Roughly one year after Republicans successfully thwarted then-President Barack Obama's nomination of Merrick Garland to the Supreme Court, it remains to be seen how far Democrats will go in doing the same thing to President Donald Trump's choice, Neil Gorsuch.
"This is a stolen seat being filled by an illegitimate and extreme nominee, and I will do everything in my power to stand up against this assault on the court," Oregon Sen. Jeff Merkley said Tuesday.
Merkley is not alone in promising to filibuster Trump's nominee, as Sen. Jack Reed of Rhode Island said the same thing when he commented "all of President Obama’s Supreme Court nominees cleared a sixty vote threshold and President Trump’s nominee should adhere to the same standard."

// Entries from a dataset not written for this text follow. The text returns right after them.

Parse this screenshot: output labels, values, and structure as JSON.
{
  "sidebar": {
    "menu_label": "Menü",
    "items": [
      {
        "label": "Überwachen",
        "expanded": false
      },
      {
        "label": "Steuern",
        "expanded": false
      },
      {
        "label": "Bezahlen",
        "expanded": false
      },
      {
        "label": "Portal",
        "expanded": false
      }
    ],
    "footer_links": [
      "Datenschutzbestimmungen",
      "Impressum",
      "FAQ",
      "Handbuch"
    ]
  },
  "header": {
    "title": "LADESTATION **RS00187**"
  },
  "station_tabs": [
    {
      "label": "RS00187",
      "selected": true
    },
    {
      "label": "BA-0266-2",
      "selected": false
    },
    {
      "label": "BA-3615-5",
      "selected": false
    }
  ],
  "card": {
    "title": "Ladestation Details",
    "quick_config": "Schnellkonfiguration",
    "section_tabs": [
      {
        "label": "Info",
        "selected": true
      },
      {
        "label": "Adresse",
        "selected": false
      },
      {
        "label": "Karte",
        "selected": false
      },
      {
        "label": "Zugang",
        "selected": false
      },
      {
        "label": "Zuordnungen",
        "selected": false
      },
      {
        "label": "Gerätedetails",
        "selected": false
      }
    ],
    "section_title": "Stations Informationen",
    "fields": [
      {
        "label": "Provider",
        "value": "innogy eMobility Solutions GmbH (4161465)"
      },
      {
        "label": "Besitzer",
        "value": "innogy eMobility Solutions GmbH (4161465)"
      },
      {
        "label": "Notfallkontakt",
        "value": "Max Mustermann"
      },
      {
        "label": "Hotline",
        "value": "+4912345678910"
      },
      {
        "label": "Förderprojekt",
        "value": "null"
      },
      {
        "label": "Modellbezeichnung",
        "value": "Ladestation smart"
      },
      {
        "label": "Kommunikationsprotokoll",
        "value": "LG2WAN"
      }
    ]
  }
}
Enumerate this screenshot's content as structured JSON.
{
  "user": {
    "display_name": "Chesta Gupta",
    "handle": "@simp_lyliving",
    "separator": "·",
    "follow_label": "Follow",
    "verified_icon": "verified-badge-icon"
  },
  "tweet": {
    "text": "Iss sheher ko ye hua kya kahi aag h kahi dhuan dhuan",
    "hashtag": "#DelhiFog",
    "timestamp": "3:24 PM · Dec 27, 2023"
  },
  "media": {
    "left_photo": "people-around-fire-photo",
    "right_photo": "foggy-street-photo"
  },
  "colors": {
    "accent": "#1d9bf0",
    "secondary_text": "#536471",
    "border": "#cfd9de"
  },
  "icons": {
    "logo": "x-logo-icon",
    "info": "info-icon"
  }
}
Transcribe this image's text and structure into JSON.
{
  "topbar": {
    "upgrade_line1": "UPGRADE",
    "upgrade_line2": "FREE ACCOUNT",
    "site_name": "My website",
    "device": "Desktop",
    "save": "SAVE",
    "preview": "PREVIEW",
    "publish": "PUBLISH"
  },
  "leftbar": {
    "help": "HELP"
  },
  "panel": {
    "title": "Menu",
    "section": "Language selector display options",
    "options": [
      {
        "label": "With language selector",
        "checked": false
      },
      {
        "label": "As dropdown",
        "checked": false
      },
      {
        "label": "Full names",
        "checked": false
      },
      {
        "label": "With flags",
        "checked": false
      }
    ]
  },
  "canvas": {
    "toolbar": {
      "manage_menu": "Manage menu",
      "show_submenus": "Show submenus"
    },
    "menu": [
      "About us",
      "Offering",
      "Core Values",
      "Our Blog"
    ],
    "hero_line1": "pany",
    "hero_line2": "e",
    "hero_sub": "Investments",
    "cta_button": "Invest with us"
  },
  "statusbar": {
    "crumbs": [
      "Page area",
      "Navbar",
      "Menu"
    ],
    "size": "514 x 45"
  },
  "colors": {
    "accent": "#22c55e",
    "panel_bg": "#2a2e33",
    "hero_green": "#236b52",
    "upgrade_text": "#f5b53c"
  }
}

By contrast, one of Trump's most reliable Democratic supporters in the Senate, Sen. Joe Manchin of West Virginia, ruled out the possibility of a filibuster, saying that "we should debate his qualifications on the Senate floor." Democratic party leadership in both houses of Congress seem to be leaning toward Merkley's attitude rather than Manchin's.
"Make no mistake, Senate Democrats will not simply allow but require an exhaustive, robust, and comprehensive debate on Judge Gorsuch's fitness to be a Supreme Court Justice," said Senate Majority Leader Chuck Schumer of New York. House Minority Leader Nancy Pelosi of California had a similar sentiment, saying that "if you breathe air, drink water or eat food, take medicine or in any other way interact with the courts, this is a very bad decision — well outside the mainstream of American legal thought."
During a press briefing on Tuesday, Press Secretary Sean Spicer condemned many Democrats for vowing to vote against Gorsuch "before they've even heard who this individual is, you've got some of them saying, absolutely no. The default used to be, unless qualified, confirmed. And it is now going to, always no. And I think that's a pretty sad message."
Spicer did not acknowledge that Republicans had obstructed Merrick Garland, much less that as recently as October (when it seemed like Hillary Clinton would be the next president), Sen. Ted Cruz, R- Texas, had suggested indefinitely delaying the replacement of Justice Antonin Scalia as a way of thwarting a Democratic nominee.